◆ Problem: All lines of the records below that contain the word "search" must be listed.

◆ Data for the task:
* * *
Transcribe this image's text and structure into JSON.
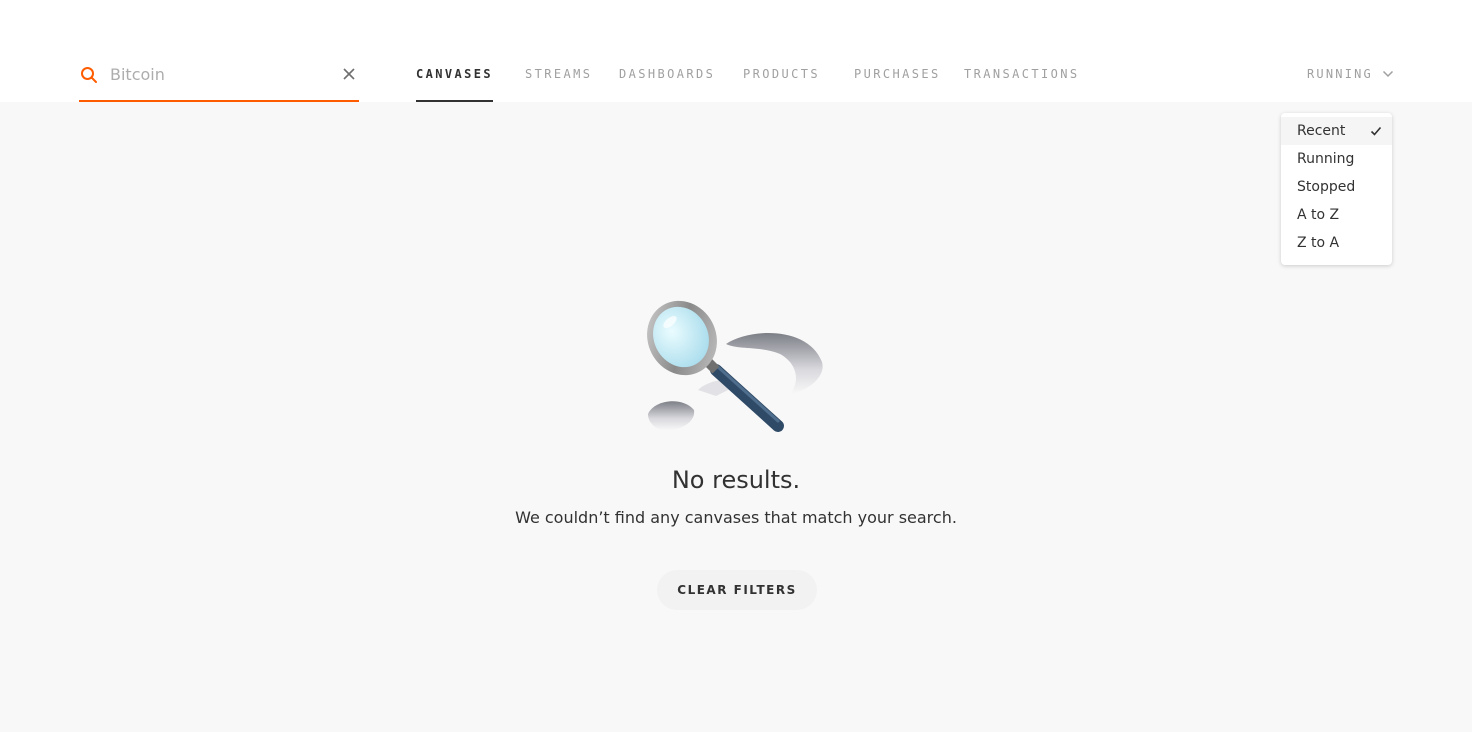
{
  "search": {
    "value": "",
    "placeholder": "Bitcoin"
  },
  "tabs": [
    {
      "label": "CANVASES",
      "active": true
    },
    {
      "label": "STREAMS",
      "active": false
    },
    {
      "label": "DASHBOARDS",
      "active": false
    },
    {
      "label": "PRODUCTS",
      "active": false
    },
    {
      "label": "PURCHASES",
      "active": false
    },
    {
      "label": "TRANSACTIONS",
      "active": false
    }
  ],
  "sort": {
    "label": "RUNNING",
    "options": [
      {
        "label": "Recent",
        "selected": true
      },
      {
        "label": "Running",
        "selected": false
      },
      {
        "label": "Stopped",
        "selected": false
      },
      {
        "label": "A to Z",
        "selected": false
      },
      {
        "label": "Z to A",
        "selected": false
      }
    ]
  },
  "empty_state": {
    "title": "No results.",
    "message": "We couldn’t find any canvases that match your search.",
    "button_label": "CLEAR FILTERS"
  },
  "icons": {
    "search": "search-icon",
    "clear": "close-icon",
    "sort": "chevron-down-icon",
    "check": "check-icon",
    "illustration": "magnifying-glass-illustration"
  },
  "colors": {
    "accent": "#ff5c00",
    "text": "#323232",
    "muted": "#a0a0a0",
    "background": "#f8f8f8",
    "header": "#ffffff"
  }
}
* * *
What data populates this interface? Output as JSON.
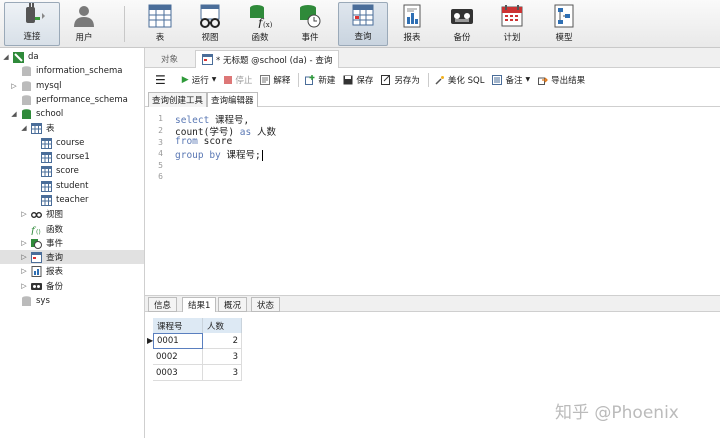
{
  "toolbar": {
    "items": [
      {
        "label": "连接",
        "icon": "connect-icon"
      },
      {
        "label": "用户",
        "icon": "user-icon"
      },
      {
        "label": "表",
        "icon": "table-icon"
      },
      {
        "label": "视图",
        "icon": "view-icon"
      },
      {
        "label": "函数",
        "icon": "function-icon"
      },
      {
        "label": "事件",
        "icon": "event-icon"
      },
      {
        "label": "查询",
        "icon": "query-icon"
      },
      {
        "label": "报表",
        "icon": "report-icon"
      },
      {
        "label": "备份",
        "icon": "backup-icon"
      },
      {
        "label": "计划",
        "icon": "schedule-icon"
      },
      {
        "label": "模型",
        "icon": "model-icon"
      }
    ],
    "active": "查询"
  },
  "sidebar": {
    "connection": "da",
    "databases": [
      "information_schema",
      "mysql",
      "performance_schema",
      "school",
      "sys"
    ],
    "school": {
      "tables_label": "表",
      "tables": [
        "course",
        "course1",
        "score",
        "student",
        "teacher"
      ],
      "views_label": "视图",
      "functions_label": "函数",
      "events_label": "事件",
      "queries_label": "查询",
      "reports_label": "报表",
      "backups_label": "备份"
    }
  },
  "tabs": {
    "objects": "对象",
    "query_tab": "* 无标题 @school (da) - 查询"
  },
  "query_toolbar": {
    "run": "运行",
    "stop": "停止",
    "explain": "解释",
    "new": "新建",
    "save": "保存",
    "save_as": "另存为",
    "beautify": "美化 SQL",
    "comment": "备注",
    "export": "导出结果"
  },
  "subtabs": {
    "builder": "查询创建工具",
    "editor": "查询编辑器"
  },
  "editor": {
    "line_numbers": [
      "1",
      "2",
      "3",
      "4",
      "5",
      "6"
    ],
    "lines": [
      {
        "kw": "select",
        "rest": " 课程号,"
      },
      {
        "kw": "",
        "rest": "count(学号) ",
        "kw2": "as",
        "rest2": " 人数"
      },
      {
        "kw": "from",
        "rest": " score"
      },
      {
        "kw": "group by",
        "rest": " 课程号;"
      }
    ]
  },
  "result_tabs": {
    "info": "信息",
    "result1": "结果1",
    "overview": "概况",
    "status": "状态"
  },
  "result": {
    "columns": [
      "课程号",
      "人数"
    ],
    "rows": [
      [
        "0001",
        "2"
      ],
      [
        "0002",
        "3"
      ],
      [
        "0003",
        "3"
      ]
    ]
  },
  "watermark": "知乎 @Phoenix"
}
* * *
◆ Output for this task:
  "search": {
    "message": "We couldn’t find any canvases that match your search.",
    "search": "search-icon",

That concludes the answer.